  • Representative testing (see clause 44.5.1 below)

Further information regarding the first four routes can be found in Guidance Note 5 on the ETL product testing framework[2].

1.5.1       Representative testing 

Where applications are being made for a range of two or more products that are variants of the same basic design, test data may be submitted for a representative selection of models, provided that all variants:

  • Use the same refrigerant as the representative model.
  • Have the same compressor type (i.e. manufacturer, method of compression (e.g. reciprocating or scroll) and type of enclosure (e.g. hermetic or semi-hermetic)) as the representative model.
  • Have the same sub cooling arrangement as the representative model.
  • Have the same number of evaporators.
  • Fit within the same product category (e.g. are all split systems).

The representative models shall be selected by dividing the range of products into groups of models with similar design characteristics, and testing a model in the lowest quartile of predicted performance in each group. The performance of each model in the group shall be predicted using a validated mathematical model. As a minimum, at least two models shall be tested in each range of products and in each laboratory used for product testing.

It should be noted that:

  • If a manufacturer voluntarily removes the representative model from the Energy Technology List (ETL) then other products linked with that representative model may or may not be permitted to remain on the ETL.
  • If any product submitted under these representative model rules is later found not to meet the performance criteria when independently tested, then all products based on the same representative model will be removed from the ETL.

1.6           Conformity testing

Products listed on the ETL may be subject to the scheme’s conformity testing programme in order to ensure listed models continue to meet the ETL requirements.

1.7           Review

1.7.1       Indicative review date

This specification will be reviewed during the 2022/23 ETL review cycle.

1.7.2       Illustrative future direction of the requirements 

Future changes to the Specification may include:
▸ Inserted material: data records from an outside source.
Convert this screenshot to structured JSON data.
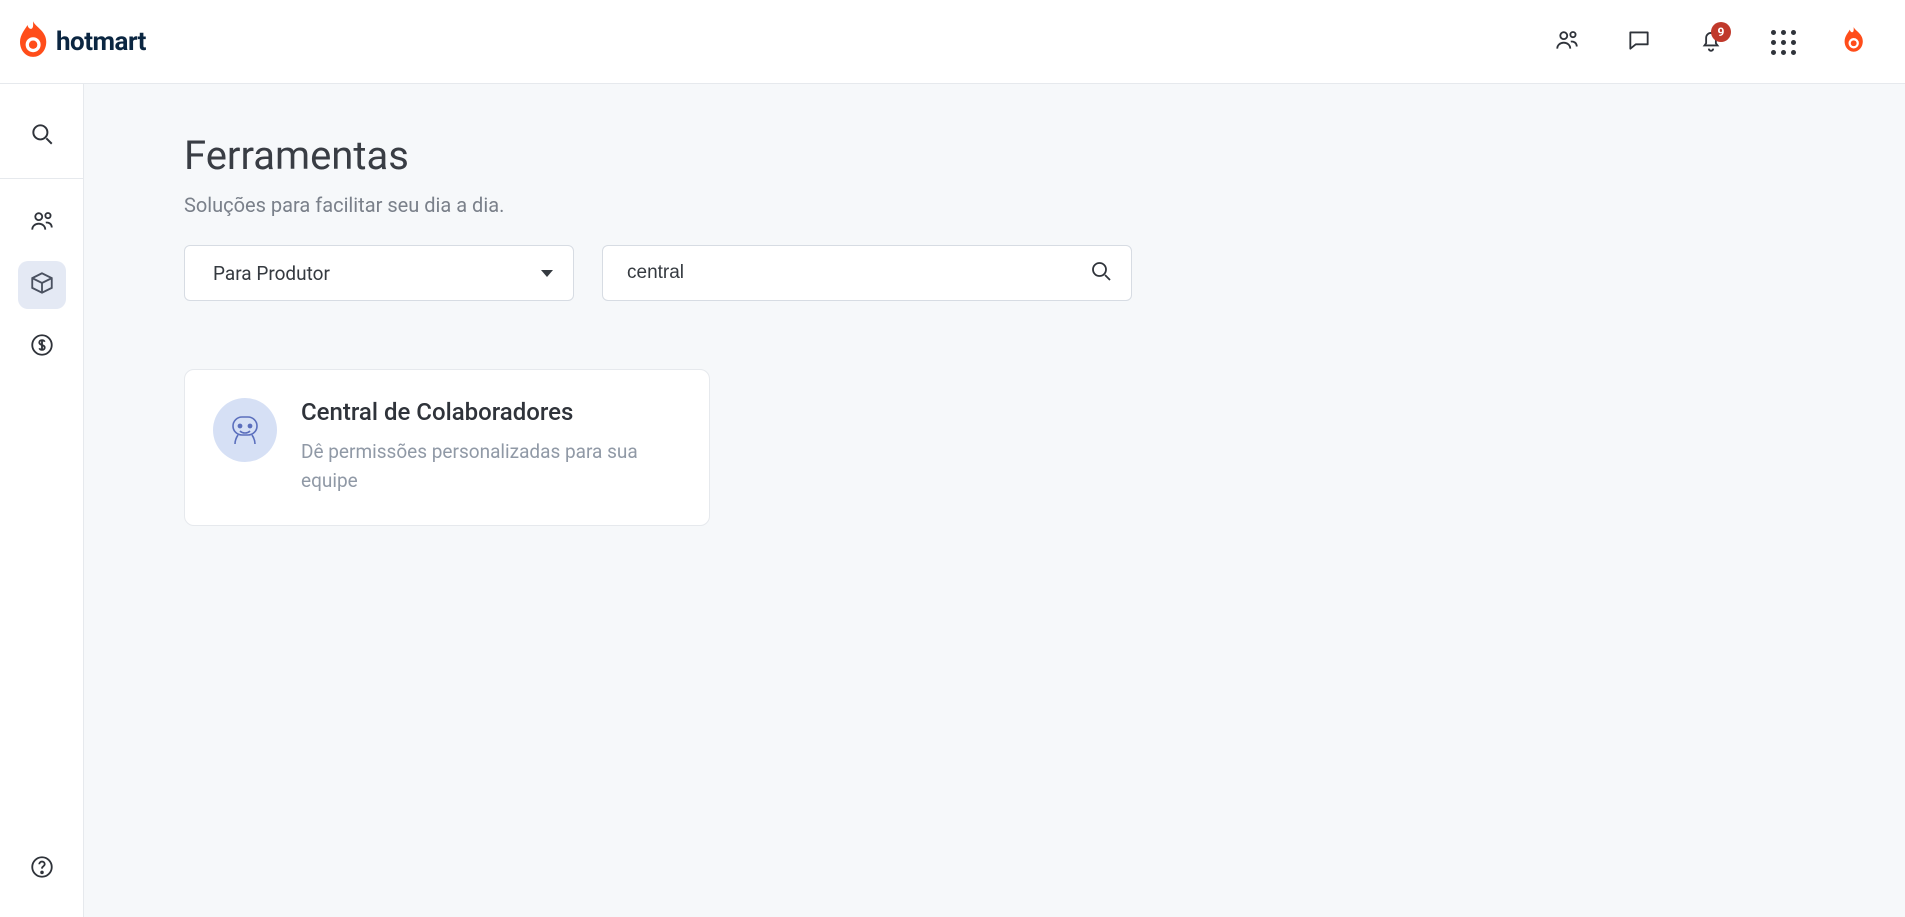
{
  "brand": {
    "name": "hotmart"
  },
  "header": {
    "notification_count": "9"
  },
  "main": {
    "title": "Ferramentas",
    "subtitle": "Soluções para facilitar seu dia a dia.",
    "filter_select_label": "Para Produtor",
    "search_value": "central"
  },
  "results": [
    {
      "title": "Central de Colaboradores",
      "description": "Dê permissões personalizadas para sua equipe"
    }
  ]
}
  • Transition to SEPR as the basis for performance thresholds, using BS EN 14825:2018.
  • Removal of BSI PAS 57:2003 as a measurement standard, testing requirement, and associated COP thresholds.
  • Define an SEPR performance threshold and reassess all listed products against this requirement, ensuring only models with an SEPR are listed on the ETL from April 2023.


[1] August 2020